Make a Paper Helicopter
Print out paper helicopters: large-helicopter-printable / small-helicopter-printable
In this science experiment, kids make paper helicopters and explore the principles of flight.
Simple explanation: Wind speed and wing shape affect how a helicopter flies.
Detailed explanation: For objects to fly, they must overcome the forces of gravity and drag with the forces of lift and thrust.
Gravity is an invisible force that keeps us from floating into space and keeps the Earth rotating around the Sun. On Earth, gravity pulls everything downward. The only way helicopters and airplanes can fly is if the upward force of lift is greater than the downward force of gravity.
Drag is a force that slows things down – like when you try to walk through deep water. When things fly on earth, drag is caused by air in our atmosphere pushing against the object. Although you can’t really sense it around you, air is a chemical compound with enough substance to actually slow things down. Note that in outer space, there is no air and therefore no drag! This completely changes how engineers design aircraft for travel in outer space.
Lift occurs when air moves quickly over an object, lowering the air pressure on top of the object. This concept is called Bernoulli’s Principle, after Daniel Bernoulli, who first discovered that as the speed of air increases, pressure decreases. If air is moving quickly over an object, the air pressure under the object is higher, which pushes the object up, creating lift. This is how the rotor blades on a helicopter work. Also, by altering the speed and angle of the blades, the pilot can make the helicopter rise, fall, hover and fly forward and backward.
Thrust is the force that pushes an object in the direction that it is flying. In a helicopter, the tail rotor creates thrust to keep the helicopter moving. In the case of the paper helicopter experiment, thrust is created by kids throwing the helicopter, or by the fan blowing upward.
Nature uses a helicopter design and wind to help maple seeds fly through the air. This helps the seeds move further away from the tree that produced them. (Can you think why this would be helpful?)
Kids love this activity, and can play with the helicopters for hours. This is also a great activity to use at fairs or festivals. If you run a science business, you can print your website or other information on the helicopters and hand them out for the kids to take home.
Flying objects are always a concern around children. If you use a fan with unusual wind force, or add weight beyond what is called for here, consider providing goggles to the students. Also, be sure the children cannot get their fingers close to the fan blades.
- White or colored printer paper - 5-10 sheets per class
- Small paperclips - 1 per student
- Floor fan that can be tilted to blow upwards - 1 per class
- Goggles (optional) - 1 per student
Print out the paper helicopters. Printing on colorful paper is always fun. large-helicopter-printable small-helicopter-printable It is fun to experiment with both sizes; we especially recommend the larger size for the younger scientists.

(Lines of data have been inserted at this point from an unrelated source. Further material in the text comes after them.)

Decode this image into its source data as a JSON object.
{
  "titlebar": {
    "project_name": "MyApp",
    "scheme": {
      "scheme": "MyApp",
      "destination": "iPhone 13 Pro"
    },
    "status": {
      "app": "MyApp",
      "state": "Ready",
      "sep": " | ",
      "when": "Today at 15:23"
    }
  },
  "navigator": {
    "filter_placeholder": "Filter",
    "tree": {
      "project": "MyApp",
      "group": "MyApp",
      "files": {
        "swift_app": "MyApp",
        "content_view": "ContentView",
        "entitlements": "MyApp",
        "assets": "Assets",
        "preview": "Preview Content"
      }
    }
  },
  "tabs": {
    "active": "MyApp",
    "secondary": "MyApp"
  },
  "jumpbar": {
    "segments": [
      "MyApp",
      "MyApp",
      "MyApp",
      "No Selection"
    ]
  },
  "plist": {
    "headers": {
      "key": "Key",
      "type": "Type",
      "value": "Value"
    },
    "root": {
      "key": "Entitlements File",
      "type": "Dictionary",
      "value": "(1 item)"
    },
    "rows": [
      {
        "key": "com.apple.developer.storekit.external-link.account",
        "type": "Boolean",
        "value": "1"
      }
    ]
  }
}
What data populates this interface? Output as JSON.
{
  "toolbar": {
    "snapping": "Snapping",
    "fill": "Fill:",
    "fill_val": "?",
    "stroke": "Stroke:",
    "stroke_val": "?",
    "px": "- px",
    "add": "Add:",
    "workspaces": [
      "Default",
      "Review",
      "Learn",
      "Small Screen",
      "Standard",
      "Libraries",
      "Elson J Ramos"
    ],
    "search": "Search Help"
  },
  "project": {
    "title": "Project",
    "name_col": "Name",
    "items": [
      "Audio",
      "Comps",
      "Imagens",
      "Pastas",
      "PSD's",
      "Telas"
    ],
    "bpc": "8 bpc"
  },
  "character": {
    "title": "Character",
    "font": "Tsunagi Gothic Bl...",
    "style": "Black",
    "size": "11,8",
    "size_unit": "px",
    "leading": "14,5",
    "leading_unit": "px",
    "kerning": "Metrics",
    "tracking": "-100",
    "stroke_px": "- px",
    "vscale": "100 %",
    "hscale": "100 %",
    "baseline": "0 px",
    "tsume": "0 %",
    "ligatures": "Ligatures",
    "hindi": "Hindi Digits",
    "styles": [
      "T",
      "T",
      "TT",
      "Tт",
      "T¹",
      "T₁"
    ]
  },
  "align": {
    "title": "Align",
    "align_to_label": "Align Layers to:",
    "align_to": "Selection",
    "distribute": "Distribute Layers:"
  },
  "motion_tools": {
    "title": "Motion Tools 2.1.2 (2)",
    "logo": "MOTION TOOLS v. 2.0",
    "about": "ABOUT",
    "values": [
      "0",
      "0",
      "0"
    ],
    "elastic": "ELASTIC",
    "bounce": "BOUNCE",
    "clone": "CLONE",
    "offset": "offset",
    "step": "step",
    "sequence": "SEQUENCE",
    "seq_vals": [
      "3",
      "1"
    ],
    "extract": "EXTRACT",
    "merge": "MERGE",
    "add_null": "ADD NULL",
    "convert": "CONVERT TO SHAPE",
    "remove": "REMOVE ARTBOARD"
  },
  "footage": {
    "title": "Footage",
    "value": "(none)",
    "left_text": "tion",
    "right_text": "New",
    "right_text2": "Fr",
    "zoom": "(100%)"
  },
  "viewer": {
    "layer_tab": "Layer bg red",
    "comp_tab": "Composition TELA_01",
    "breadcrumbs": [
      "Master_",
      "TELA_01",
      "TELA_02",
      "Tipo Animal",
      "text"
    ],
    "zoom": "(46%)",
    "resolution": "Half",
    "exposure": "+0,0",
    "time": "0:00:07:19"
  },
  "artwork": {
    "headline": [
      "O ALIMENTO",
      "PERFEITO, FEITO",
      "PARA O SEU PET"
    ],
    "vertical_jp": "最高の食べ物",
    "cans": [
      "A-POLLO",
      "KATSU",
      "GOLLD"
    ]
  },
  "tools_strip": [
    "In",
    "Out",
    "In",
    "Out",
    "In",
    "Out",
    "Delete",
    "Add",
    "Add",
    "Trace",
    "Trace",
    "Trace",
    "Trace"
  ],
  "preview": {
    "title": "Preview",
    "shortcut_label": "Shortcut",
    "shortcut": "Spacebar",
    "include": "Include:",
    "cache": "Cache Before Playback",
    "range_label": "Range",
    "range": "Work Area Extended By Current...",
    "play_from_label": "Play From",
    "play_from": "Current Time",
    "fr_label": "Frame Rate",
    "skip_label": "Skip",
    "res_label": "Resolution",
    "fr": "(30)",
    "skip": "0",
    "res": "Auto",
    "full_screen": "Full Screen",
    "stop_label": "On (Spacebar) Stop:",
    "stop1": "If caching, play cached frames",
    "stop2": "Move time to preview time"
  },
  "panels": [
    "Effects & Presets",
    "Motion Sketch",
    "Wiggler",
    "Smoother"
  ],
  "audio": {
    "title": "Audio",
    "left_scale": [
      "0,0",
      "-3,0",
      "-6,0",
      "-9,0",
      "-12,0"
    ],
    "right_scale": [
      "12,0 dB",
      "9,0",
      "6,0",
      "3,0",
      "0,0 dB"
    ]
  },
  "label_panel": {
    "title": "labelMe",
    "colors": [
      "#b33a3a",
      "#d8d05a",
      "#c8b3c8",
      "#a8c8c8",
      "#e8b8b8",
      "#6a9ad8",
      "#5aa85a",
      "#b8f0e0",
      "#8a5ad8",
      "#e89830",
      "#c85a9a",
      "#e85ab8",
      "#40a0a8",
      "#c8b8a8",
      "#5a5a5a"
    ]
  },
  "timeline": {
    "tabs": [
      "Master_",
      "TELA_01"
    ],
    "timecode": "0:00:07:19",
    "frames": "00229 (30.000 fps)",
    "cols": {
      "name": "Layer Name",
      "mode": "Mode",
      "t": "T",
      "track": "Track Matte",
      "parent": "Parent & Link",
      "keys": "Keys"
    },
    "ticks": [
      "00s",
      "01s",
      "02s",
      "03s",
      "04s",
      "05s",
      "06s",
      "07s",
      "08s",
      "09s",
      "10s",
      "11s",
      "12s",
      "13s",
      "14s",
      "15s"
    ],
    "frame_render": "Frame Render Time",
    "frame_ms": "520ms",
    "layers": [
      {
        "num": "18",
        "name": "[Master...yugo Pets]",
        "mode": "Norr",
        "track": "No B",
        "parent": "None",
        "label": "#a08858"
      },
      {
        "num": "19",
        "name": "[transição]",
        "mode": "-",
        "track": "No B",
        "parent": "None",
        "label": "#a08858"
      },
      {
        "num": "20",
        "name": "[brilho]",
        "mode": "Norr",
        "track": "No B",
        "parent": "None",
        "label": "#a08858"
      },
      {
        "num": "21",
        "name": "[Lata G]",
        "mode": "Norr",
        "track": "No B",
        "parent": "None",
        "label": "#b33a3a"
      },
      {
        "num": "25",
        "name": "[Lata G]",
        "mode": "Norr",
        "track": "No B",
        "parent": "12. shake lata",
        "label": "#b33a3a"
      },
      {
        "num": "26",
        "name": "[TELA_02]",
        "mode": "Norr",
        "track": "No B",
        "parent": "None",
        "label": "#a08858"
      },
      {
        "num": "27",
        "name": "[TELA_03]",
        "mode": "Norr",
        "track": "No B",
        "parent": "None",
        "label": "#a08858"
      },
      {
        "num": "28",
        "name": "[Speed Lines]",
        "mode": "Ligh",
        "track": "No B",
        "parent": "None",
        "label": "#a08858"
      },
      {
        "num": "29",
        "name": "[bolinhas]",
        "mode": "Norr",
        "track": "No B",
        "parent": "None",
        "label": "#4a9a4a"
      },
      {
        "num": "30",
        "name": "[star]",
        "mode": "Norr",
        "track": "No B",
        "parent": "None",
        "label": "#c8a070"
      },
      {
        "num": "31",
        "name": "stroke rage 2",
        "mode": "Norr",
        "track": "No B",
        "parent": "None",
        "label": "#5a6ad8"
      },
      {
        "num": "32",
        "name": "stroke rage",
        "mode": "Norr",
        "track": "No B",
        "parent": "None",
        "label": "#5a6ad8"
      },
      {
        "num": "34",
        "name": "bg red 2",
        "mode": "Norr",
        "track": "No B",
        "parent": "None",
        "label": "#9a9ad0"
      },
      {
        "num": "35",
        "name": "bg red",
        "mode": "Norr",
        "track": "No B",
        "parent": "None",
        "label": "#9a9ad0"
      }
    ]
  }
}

Cut along the SOLID lines. Fold along the DASHED lines. Fold flaps C and D inward, then fold the bottom up; this will create a handle of sorts. Use a small paperclip to secure the handle. The paperclip not only holds the bottom together, but adds just the right amount of weight to ensure the helicopter will spin as it falls. Fold flap A away from you and flap B toward you; this makes the top of the helicopter.
The older scientists will be able to do all of this themselves; you will likely have to pre-cut and fold the helicopters for the younger scientists. If there is time, give the kids time to decorate their helicopters with markers. Don't add stickers or anything else that will change the weight or center of gravity, however.
Demonstrate how the kids can throw their helicopter up into the air and let it spin down. Why does it spin? (Because of the wing shape and the pressure of the air as it falls.) Does this remind them of anything they have seen in nature? Remind them about maple seeds!
Once they have done this for a few minutes, put out the fan and turn it on, with the column of blowing air aimed directly at the ceiling. Start out on the lowest setting.
Demonstrate how to make the helicopters fly over the fan by holding the helicopter above the center of the fan like a flower (the handle is the stem, the helicopter blades are the petals) and dropping it straight down. Emphasize that the kids should not throw the helicopters, but simply drop them. Consider having the kids do this one at a time to avoid the possibility of anything flying into their eyes. (Or have them wear goggles.)
Experiment with using different speeds. How does increasing the wind speed affect how the helicopters fly?
Extension: have kids design and build helicopters from Legos. Be sure to provide pictures or examples to get them started.
Extension: try the launch "magic" balloons activity.